# [Provided data]
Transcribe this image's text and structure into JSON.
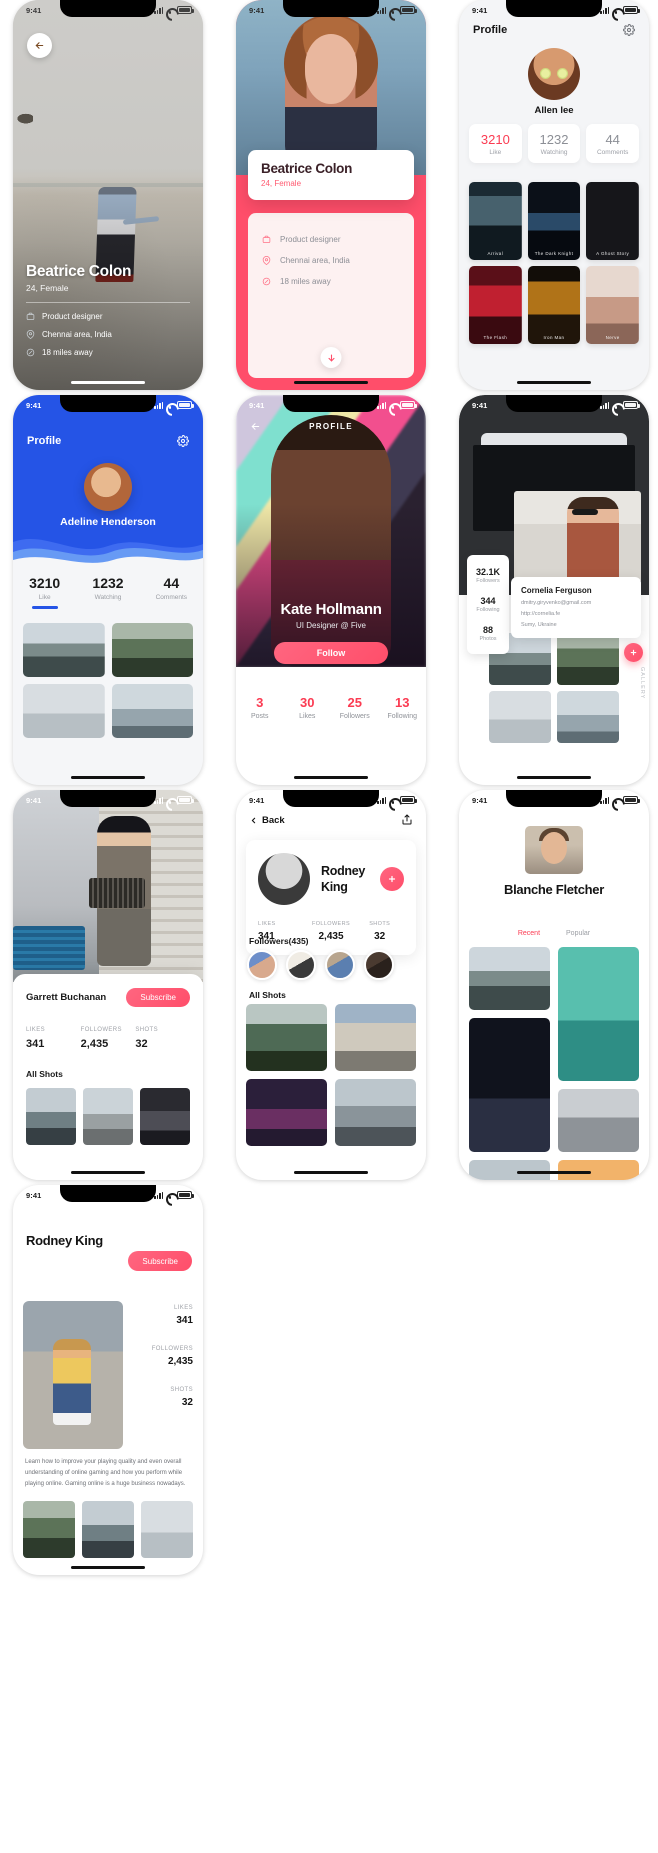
{
  "status_bar": {
    "time": "9:41",
    "icons": [
      "signal-icon",
      "wifi-icon",
      "battery-icon"
    ]
  },
  "screens": [
    {
      "id": "profile-photo-fullbleed",
      "back_icon": "arrow-left-icon",
      "name": "Beatrice Colon",
      "subtitle": "24, Female",
      "details": [
        {
          "icon": "briefcase-icon",
          "text": "Product designer"
        },
        {
          "icon": "map-pin-icon",
          "text": "Chennai area, India"
        },
        {
          "icon": "navigation-icon",
          "text": "18 miles away"
        }
      ]
    },
    {
      "id": "profile-card-pink",
      "name": "Beatrice Colon",
      "subtitle": "24, Female",
      "details": [
        {
          "icon": "briefcase-icon",
          "text": "Product designer"
        },
        {
          "icon": "map-pin-icon",
          "text": "Chennai area, India"
        },
        {
          "icon": "navigation-icon",
          "text": "18 miles away"
        }
      ],
      "scroll_icon": "arrow-down-icon",
      "accent": "#FF4E6A"
    },
    {
      "id": "profile-movies-light",
      "title": "Profile",
      "settings_icon": "gear-icon",
      "name": "Allen lee",
      "stats": [
        {
          "value": "3210",
          "label": "Like",
          "active": true
        },
        {
          "value": "1232",
          "label": "Watching",
          "active": false
        },
        {
          "value": "44",
          "label": "Comments",
          "active": false
        }
      ],
      "posters": [
        "Arrival",
        "The Dark Knight",
        "A Ghost Story",
        "The Flash",
        "Iron Man",
        "Nerve"
      ],
      "accent": "#FB3B52"
    },
    {
      "id": "profile-blue-wave",
      "title": "Profile",
      "settings_icon": "gear-icon",
      "name": "Adeline Henderson",
      "stats": [
        {
          "value": "3210",
          "label": "Like",
          "active": true
        },
        {
          "value": "1232",
          "label": "Watching",
          "active": false
        },
        {
          "value": "44",
          "label": "Comments",
          "active": false
        }
      ],
      "accent": "#2554E6"
    },
    {
      "id": "profile-hero-follow",
      "back_icon": "arrow-left-icon",
      "title": "PROFILE",
      "name": "Kate Hollmann",
      "role": "UI Designer @ Five",
      "follow_label": "Follow",
      "stats": [
        {
          "value": "3",
          "label": "Posts"
        },
        {
          "value": "30",
          "label": "Likes"
        },
        {
          "value": "25",
          "label": "Followers"
        },
        {
          "value": "13",
          "label": "Following"
        }
      ],
      "accent": "#FB3B52"
    },
    {
      "id": "profile-card-overlay",
      "side_stats": [
        {
          "value": "32.1K",
          "label": "Followers"
        },
        {
          "value": "344",
          "label": "Following"
        },
        {
          "value": "88",
          "label": "Photos"
        }
      ],
      "name": "Cornelia Ferguson",
      "email": "dmitry.giryvenko@gmail.com",
      "website": "http://cornelia.fe",
      "location": "Sumy, Ukraine",
      "fab_icon": "plus-icon",
      "vertical_label": "GALLERY",
      "accent": "#FB3B52"
    },
    {
      "id": "profile-subscribe-shots",
      "name": "Garrett Buchanan",
      "subscribe_label": "Subscribe",
      "stats": [
        {
          "label": "LIKES",
          "value": "341"
        },
        {
          "label": "FOLLOWERS",
          "value": "2,435"
        },
        {
          "label": "SHOTS",
          "value": "32"
        }
      ],
      "section_title": "All Shots",
      "accent": "#FB5C72"
    },
    {
      "id": "profile-followers-list",
      "back_label": "Back",
      "back_icon": "chevron-left-icon",
      "share_icon": "share-icon",
      "name": "Rodney King",
      "add_icon": "plus-icon",
      "stats": [
        {
          "label": "LIKES",
          "value": "341"
        },
        {
          "label": "FOLLOWERS",
          "value": "2,435"
        },
        {
          "label": "SHOTS",
          "value": "32"
        }
      ],
      "followers_title": "Followers(435)",
      "section_title": "All Shots",
      "accent": "#FB3B52"
    },
    {
      "id": "profile-masonry-tabs",
      "name": "Blanche Fletcher",
      "tabs": [
        {
          "label": "Recent",
          "active": true
        },
        {
          "label": "Popular",
          "active": false
        }
      ],
      "accent": "#FB3B52"
    },
    {
      "id": "profile-bio-shots",
      "name": "Rodney King",
      "subscribe_label": "Subscribe",
      "stats": [
        {
          "label": "LIKES",
          "value": "341"
        },
        {
          "label": "FOLLOWERS",
          "value": "2,435"
        },
        {
          "label": "SHOTS",
          "value": "32"
        }
      ],
      "bio": "Learn how to improve your playing quality and even overall understanding of online gaming and how you perform while playing online. Gaming online is a huge business nowadays.",
      "accent": "#FB5C72"
    }
  ]
}
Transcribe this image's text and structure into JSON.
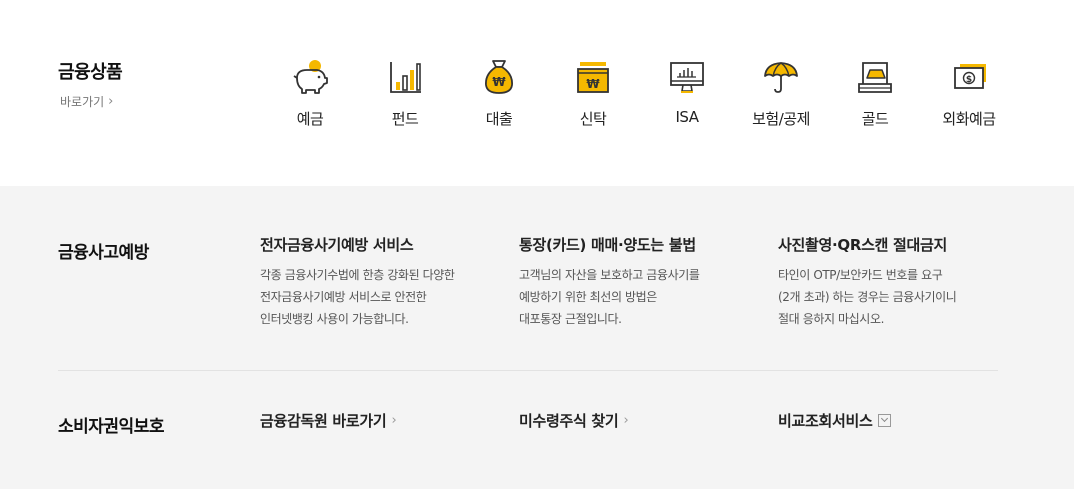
{
  "products_section": {
    "title": "금융상품",
    "link": "바로가기",
    "items": [
      {
        "label": "예금",
        "icon": "piggy-bank-icon"
      },
      {
        "label": "펀드",
        "icon": "bar-chart-icon"
      },
      {
        "label": "대출",
        "icon": "money-bag-icon"
      },
      {
        "label": "신탁",
        "icon": "trust-box-icon"
      },
      {
        "label": "ISA",
        "icon": "monitor-chart-icon"
      },
      {
        "label": "보험/공제",
        "icon": "umbrella-icon"
      },
      {
        "label": "골드",
        "icon": "gold-bar-icon"
      },
      {
        "label": "외화예금",
        "icon": "foreign-cash-icon"
      }
    ]
  },
  "fraud_section": {
    "title": "금융사고예방",
    "columns": [
      {
        "title": "전자금융사기예방 서비스",
        "lines": [
          "각종 금융사기수법에 한층 강화된 다양한",
          "전자금융사기예방 서비스로 안전한",
          "인터넷뱅킹 사용이 가능합니다."
        ]
      },
      {
        "title": "통장(카드) 매매·양도는 불법",
        "lines": [
          "고객님의 자산을 보호하고 금융사기를",
          "예방하기 위한 최선의 방법은",
          "대포통장 근절입니다."
        ]
      },
      {
        "title": "사진촬영·QR스캔 절대금지",
        "lines": [
          "타인이 OTP/보안카드 번호를 요구",
          "(2개 초과) 하는 경우는 금융사기이니",
          "절대 응하지 마십시오."
        ]
      }
    ]
  },
  "consumer_section": {
    "title": "소비자권익보호",
    "links": [
      {
        "label": "금융감독원 바로가기"
      },
      {
        "label": "미수령주식 찾기"
      },
      {
        "label": "비교조회서비스"
      }
    ]
  },
  "colors": {
    "accent": "#f5b800",
    "icon_stroke": "#333333",
    "bottom_bg": "#f4f4f4"
  }
}
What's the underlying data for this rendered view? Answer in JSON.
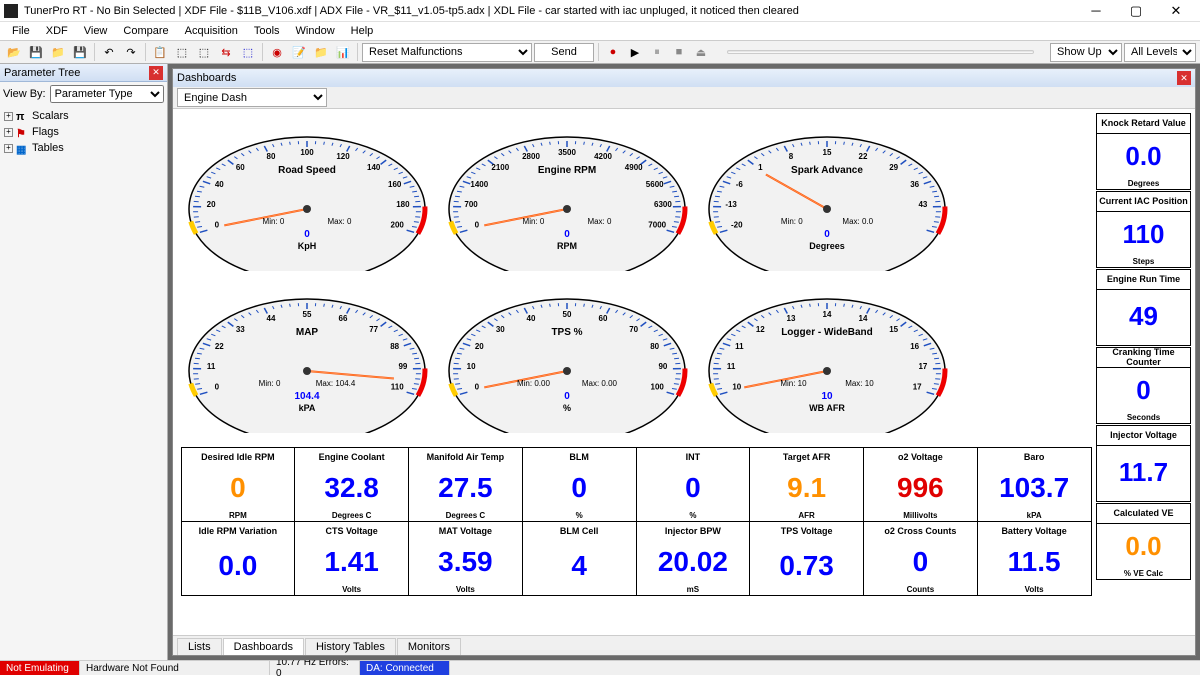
{
  "title": "TunerPro RT - No Bin Selected | XDF File - $11B_V106.xdf | ADX File - VR_$11_v1.05-tp5.adx | XDL File - car started with iac unpluged, it noticed then cleared",
  "menu": [
    "File",
    "XDF",
    "View",
    "Compare",
    "Acquisition",
    "Tools",
    "Window",
    "Help"
  ],
  "toolbar": {
    "combo1": "Reset Malfunctions",
    "send": "Send",
    "combo2": "Show Up To",
    "combo3": "All Levels"
  },
  "sidebar": {
    "title": "Parameter Tree",
    "viewby_label": "View By:",
    "viewby_value": "Parameter Type",
    "items": [
      {
        "icon": "π",
        "label": "Scalars"
      },
      {
        "icon": "⚑",
        "label": "Flags"
      },
      {
        "icon": "▦",
        "label": "Tables"
      }
    ]
  },
  "dash": {
    "title": "Dashboards",
    "selector": "Engine Dash",
    "gauges": [
      {
        "title": "Road Speed",
        "min": "Min: 0",
        "max": "Max: 0",
        "val": "0",
        "unit": "KpH",
        "ticks": [
          "0",
          "20",
          "40",
          "60",
          "80",
          "100",
          "120",
          "140",
          "160",
          "180",
          "200"
        ]
      },
      {
        "title": "Engine RPM",
        "min": "Min: 0",
        "max": "Max: 0",
        "val": "0",
        "unit": "RPM",
        "ticks": [
          "0",
          "700",
          "1400",
          "2100",
          "2800",
          "3500",
          "4200",
          "4900",
          "5600",
          "6300",
          "7000"
        ]
      },
      {
        "title": "Spark Advance",
        "min": "Min: 0",
        "max": "Max: 0.0",
        "val": "0",
        "unit": "Degrees",
        "ticks": [
          "-20",
          "-13",
          "-6",
          "1",
          "8",
          "15",
          "22",
          "29",
          "36",
          "43",
          ""
        ]
      },
      {
        "title": "MAP",
        "min": "Min: 0",
        "max": "Max: 104.4",
        "val": "104.4",
        "unit": "kPA",
        "ticks": [
          "0",
          "11",
          "22",
          "33",
          "44",
          "55",
          "66",
          "77",
          "88",
          "99",
          "110"
        ]
      },
      {
        "title": "TPS %",
        "min": "Min: 0.00",
        "max": "Max: 0.00",
        "val": "0",
        "unit": "%",
        "ticks": [
          "0",
          "10",
          "20",
          "30",
          "40",
          "50",
          "60",
          "70",
          "80",
          "90",
          "100"
        ]
      },
      {
        "title": "Logger - WideBand",
        "min": "Min: 10",
        "max": "Max: 10",
        "val": "10",
        "unit": "WB AFR",
        "ticks": [
          "10",
          "11",
          "11",
          "12",
          "13",
          "14",
          "14",
          "15",
          "16",
          "17",
          "17"
        ]
      }
    ],
    "side_tiles": [
      {
        "hdr": "Knock Retard Value",
        "val": "0.0",
        "unit": "Degrees",
        "cls": ""
      },
      {
        "hdr": "Current IAC Position",
        "val": "110",
        "unit": "Steps",
        "cls": ""
      },
      {
        "hdr": "Engine Run Time",
        "val": "49",
        "unit": "",
        "cls": ""
      },
      {
        "hdr": "Cranking Time Counter",
        "val": "0",
        "unit": "Seconds",
        "cls": ""
      },
      {
        "hdr": "Injector Voltage",
        "val": "11.7",
        "unit": "",
        "cls": ""
      },
      {
        "hdr": "Calculated VE",
        "val": "0.0",
        "unit": "% VE Calc",
        "cls": "orange"
      }
    ],
    "grid_tiles": [
      {
        "hdr": "Desired Idle RPM",
        "val": "0",
        "unit": "RPM",
        "cls": "orange"
      },
      {
        "hdr": "Engine Coolant",
        "val": "32.8",
        "unit": "Degrees C",
        "cls": ""
      },
      {
        "hdr": "Manifold Air Temp",
        "val": "27.5",
        "unit": "Degrees C",
        "cls": ""
      },
      {
        "hdr": "BLM",
        "val": "0",
        "unit": "%",
        "cls": ""
      },
      {
        "hdr": "INT",
        "val": "0",
        "unit": "%",
        "cls": ""
      },
      {
        "hdr": "Target AFR",
        "val": "9.1",
        "unit": "AFR",
        "cls": "orange"
      },
      {
        "hdr": "o2 Voltage",
        "val": "996",
        "unit": "Millivolts",
        "cls": "red"
      },
      {
        "hdr": "Baro",
        "val": "103.7",
        "unit": "kPA",
        "cls": ""
      },
      {
        "hdr": "Idle RPM Variation",
        "val": "0.0",
        "unit": "",
        "cls": ""
      },
      {
        "hdr": "CTS Voltage",
        "val": "1.41",
        "unit": "Volts",
        "cls": ""
      },
      {
        "hdr": "MAT Voltage",
        "val": "3.59",
        "unit": "Volts",
        "cls": ""
      },
      {
        "hdr": "BLM Cell",
        "val": "4",
        "unit": "",
        "cls": ""
      },
      {
        "hdr": "Injector BPW",
        "val": "20.02",
        "unit": "mS",
        "cls": ""
      },
      {
        "hdr": "TPS Voltage",
        "val": "0.73",
        "unit": "",
        "cls": ""
      },
      {
        "hdr": "o2 Cross Counts",
        "val": "0",
        "unit": "Counts",
        "cls": ""
      },
      {
        "hdr": "Battery Voltage",
        "val": "11.5",
        "unit": "Volts",
        "cls": ""
      }
    ],
    "tabs": [
      "Lists",
      "Dashboards",
      "History Tables",
      "Monitors"
    ],
    "active_tab": 1
  },
  "status": {
    "emulating": "Not Emulating",
    "hardware": "Hardware Not Found",
    "rate": "10.77 Hz   Errors: 0",
    "da": "DA: Connected"
  }
}
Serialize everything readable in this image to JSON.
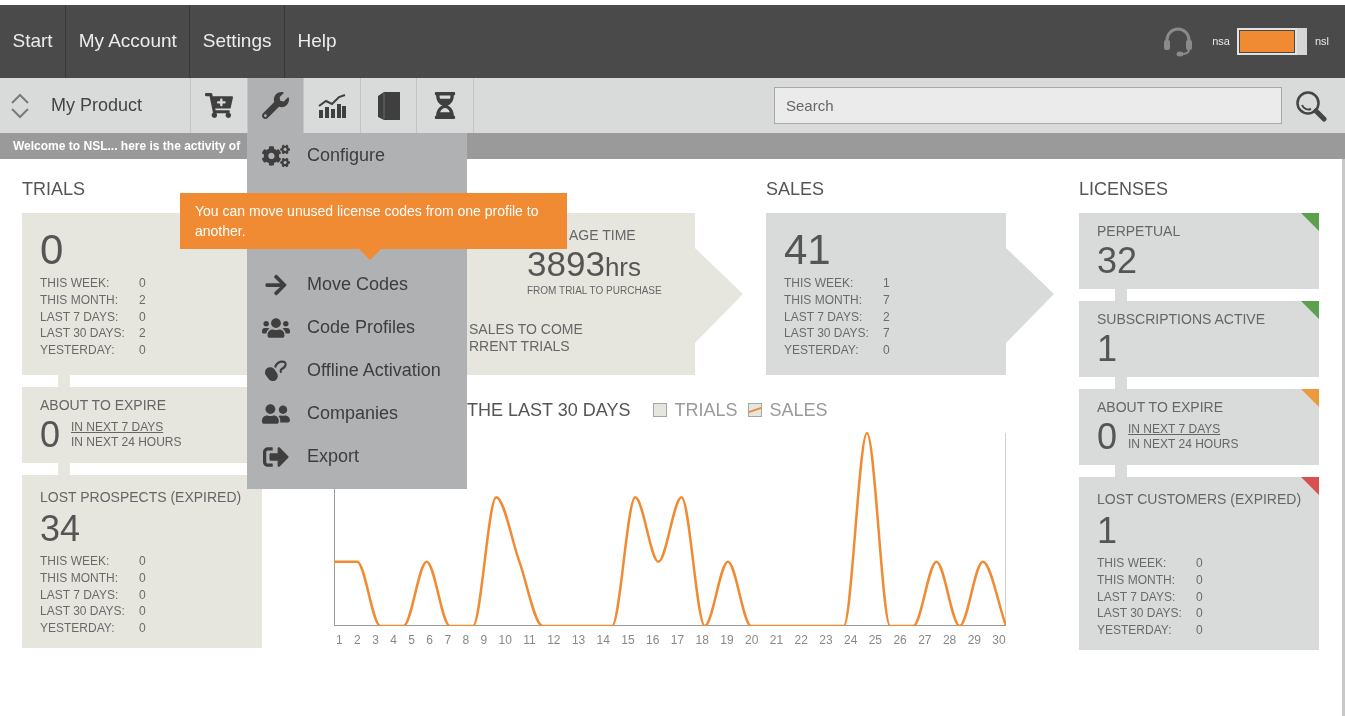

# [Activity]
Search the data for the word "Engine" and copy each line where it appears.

# [Result]
    "selector": "Engine Dash",
        "title": "Engine RPM",
        "hdr": "Engine Run Time",
        "hdr": "Engine Coolant",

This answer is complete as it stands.